Ellen Cole, Owner of Little Seed Group

Award-winning marketing, PR and social media services that help businesses to grow, blossom and thrive

My careers advisor was the first person to suggest I had dyslexia. She spotted something in the way I expressed myself with words and gestures. I was 22 years old – halfway through a Masters degree and determined to prove her wrong – so I went for all the tests. Shockingly, she was right. No help was available throughout the rest of my course due to my age and no coping mechanisms were put in place to help me thrive.

After finishing my studies, I was advised to stay in a steady job and warned to expect challenges with having a learning difficulty. The way I see it, I’m differently abled. Once you understand your strengths, you realise dyslexia is an incredibly powerful tool in business. It helps you see things in ways that other people don’t.
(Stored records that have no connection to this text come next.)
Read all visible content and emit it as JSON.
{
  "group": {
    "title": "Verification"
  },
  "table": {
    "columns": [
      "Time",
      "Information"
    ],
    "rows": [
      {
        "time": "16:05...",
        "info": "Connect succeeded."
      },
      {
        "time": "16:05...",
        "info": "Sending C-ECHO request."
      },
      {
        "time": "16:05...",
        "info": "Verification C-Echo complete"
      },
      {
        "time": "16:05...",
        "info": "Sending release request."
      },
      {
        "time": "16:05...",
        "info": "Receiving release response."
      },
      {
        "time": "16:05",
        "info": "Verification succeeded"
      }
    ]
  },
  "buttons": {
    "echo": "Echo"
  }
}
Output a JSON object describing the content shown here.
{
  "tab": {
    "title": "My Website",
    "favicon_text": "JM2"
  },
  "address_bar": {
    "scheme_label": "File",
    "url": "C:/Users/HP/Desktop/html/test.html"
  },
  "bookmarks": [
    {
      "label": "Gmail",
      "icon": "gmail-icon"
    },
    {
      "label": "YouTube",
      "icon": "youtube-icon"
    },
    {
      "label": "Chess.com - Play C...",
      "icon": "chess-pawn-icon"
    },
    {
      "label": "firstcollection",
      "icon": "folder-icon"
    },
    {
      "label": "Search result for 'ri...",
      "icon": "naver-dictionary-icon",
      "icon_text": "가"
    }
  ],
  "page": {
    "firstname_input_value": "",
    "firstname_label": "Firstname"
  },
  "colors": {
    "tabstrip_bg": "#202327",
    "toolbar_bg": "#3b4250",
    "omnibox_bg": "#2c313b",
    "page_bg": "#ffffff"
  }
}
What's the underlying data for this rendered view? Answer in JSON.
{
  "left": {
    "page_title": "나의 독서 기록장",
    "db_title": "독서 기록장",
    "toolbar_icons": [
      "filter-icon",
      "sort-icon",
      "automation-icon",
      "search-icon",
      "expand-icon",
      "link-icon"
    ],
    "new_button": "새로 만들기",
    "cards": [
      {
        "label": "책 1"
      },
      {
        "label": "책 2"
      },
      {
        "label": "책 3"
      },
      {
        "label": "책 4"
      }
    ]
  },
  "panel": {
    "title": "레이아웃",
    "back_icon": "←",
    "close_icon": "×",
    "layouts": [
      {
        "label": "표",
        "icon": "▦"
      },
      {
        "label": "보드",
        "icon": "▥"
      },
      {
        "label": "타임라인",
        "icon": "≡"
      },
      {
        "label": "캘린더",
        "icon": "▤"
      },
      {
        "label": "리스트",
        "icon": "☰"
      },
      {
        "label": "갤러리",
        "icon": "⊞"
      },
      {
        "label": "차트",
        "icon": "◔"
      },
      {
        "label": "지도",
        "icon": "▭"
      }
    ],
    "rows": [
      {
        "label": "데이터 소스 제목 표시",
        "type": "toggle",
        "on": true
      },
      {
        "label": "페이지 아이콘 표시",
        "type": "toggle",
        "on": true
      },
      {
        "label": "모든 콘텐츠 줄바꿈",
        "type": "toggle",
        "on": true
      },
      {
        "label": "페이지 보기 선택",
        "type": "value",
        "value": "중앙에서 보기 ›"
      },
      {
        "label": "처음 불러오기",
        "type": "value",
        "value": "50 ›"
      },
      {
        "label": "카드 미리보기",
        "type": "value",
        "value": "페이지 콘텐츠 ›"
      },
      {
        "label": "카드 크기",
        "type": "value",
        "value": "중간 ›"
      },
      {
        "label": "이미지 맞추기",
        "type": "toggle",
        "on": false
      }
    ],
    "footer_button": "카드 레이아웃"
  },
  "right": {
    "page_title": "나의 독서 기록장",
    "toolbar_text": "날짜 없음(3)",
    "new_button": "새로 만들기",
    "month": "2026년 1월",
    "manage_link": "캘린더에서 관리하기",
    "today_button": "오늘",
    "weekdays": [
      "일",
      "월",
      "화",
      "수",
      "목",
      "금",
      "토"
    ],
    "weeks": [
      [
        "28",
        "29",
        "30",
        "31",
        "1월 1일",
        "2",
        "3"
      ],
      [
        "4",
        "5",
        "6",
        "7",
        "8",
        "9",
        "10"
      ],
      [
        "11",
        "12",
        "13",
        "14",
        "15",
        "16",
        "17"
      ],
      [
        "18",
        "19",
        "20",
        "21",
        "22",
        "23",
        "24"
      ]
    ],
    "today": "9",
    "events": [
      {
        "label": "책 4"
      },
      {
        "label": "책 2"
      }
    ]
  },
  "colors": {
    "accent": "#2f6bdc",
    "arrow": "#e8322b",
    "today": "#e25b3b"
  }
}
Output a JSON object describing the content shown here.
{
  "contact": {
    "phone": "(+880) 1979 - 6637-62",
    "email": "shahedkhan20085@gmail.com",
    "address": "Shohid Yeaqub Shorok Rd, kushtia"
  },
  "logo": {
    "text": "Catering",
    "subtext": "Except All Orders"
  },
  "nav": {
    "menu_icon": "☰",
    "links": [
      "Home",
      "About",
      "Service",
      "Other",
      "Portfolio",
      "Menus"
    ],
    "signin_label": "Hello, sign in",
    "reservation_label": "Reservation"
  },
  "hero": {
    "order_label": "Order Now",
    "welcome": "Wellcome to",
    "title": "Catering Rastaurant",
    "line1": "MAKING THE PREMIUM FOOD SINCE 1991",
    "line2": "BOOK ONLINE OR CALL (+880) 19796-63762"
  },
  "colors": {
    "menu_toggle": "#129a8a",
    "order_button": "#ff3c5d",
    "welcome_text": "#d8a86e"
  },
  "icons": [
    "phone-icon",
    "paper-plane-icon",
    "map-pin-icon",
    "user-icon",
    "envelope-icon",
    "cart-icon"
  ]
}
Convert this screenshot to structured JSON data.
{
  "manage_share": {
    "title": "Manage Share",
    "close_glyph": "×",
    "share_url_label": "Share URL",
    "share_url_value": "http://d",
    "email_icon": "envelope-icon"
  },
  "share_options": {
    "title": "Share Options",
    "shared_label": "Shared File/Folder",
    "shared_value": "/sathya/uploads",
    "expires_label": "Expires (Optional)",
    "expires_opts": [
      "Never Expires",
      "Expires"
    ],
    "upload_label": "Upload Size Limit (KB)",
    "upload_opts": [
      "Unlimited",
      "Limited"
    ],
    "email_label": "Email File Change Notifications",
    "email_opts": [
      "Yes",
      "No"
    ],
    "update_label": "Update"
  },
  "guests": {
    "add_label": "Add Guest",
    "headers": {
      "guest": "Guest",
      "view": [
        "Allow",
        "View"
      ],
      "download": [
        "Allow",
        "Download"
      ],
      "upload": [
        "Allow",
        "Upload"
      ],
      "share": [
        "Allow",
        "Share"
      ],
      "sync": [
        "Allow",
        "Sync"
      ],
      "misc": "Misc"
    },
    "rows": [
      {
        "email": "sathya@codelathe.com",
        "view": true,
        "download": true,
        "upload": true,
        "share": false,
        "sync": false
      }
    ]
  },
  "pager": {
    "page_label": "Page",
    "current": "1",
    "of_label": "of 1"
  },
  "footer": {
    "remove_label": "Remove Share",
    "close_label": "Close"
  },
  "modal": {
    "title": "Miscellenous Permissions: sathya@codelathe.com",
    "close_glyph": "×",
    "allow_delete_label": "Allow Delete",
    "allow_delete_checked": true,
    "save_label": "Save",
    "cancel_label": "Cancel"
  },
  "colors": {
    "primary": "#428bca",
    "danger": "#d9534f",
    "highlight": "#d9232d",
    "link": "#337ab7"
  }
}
I went into marketing and worked in several places where I thrived, but I wasn’t happy. I had an urge to set up my own business and completed a year-long course through a dyslexic mentoring scheme. I didn’t follow through though… Instead, I listened to loved ones, who worried about the lack of security, so it was even more upsetting when, at my last employed position, I was given 48 hours’ notice that the business was closing.

I’m not religious, but it felt like a sign: ‘It’s my time to go full-time freelance’. I dusted off my business plan and made a list of all the businesses I wanted to work with; then I wrote a personalised letter to each one. I used my last £10 to print them off and, with no money left for the bus, I walked into town and hand-delivered them.

Within two weeks, I had a full roster of clients. Three years on, I’ve never looked back. I’m upfront about having severe dyslexia and my own ways of working, but my results speak for themselves. I’ve won multiple awards; turned businesses around at risk of bankruptcy; and secured my clients national and international press coverage.

More than 50% of NASA employees are dyslexic. If you’re shooting for the moon, it pays to bring people to the table who think differently and empower them to succeed!

Little Seed Group

Photo credit: Chris Marriott